The battles in Russia continued, and Stalingrad fell under the infamous siege. At that point, even communist leader Stalin started to believe it had something to do with Timur, and he decided to get the remains back to Samarkand.
And guess what. A month later, Russians won the Battle of Stalingrad and started to push the Nazis back.
Coincidence or not, it is an amazing story that will be in your head once you visit this beautiful place.
The interior of the place is decorated with layers of gold and details to take your breath away. Simple, peaceful, and minimalistic, the tomb is living up to the role of the final destination for the great leader.
Bibi Khanym Mosque is holding the memory of Timur’s first wife. However, it is still unclear if it was Timur who ordered the mosque to be built or his wife who wanted to surprise him.
Regardless, it is one of the most amazing sites in the whole of Uzbekistan.
Its construction involved elephants; special stones pulled all the way from India, the best craftsmen they could find, and killing the supervisors once Timur was back.
He didn’t think that the complex did justice to his goal, to make the grandest place to celebrate God and himself. Supervisors were killed, and parts which Timur didn’t like, rebuilt expressly.

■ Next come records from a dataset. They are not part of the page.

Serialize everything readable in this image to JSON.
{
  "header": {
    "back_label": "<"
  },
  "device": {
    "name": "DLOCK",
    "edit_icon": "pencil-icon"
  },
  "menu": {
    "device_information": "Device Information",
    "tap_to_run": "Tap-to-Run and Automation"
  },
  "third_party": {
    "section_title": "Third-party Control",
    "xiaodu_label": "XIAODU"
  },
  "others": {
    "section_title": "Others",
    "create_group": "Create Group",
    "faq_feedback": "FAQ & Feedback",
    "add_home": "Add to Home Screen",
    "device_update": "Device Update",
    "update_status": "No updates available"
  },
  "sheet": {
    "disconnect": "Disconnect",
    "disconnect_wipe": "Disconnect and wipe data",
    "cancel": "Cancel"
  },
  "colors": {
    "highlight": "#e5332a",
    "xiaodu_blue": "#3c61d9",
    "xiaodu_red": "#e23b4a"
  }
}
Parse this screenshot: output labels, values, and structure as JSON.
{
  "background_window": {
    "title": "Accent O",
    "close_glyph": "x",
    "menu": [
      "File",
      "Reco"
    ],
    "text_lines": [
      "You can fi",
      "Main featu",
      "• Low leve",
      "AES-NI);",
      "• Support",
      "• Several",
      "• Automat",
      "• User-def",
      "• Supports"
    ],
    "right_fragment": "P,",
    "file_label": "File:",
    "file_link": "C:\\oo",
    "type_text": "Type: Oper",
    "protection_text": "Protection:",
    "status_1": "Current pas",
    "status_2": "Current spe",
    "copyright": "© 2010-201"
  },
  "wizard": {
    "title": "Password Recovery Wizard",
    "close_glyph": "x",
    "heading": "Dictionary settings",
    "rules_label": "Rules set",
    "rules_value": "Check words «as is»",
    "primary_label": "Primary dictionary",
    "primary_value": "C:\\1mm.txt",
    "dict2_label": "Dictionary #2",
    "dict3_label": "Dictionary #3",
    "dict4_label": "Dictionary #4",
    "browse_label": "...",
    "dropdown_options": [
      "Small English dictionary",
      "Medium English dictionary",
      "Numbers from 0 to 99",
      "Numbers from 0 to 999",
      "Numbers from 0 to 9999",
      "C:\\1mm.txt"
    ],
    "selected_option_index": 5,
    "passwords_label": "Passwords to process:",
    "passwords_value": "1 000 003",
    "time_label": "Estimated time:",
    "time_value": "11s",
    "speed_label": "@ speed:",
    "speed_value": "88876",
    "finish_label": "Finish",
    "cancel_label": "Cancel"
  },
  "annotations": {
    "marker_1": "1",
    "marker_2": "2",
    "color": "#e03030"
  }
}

Come here to continue to marvel at the wisdom and ambition of the last ruler of Samarkand.
It will make it easier to understand why, even today, the people of Samarkand praise him as one of the best men who ever joined them.
Conclusion on Samarkand – UNESCO World Heritage Site
For all its glory, architecture, history, and importance, Samarkand has been enlisted as a UNESCO World Heritage Site.
Islamic architecture, at its best, helped to earn this title. And you will easily understand why.
Samarkand is truly a magnificent, mysterious, and almost magical place that every true traveler must visit at least once in a lifetime.
Walking around the narrow streets, admiring the unique shapes, lines, and decorations of Islamic architecture will take your breath away.
You’re sure to wonder how it used to be when Samarkand was at its top.
Mosques, mausoleums, madrassahs, bazaars are all proof that Samarkand was once definitely a center of the world.
Exploring it all will give you a great understanding of the history of Samarkand, which can only make your trip more memorable and meaningful.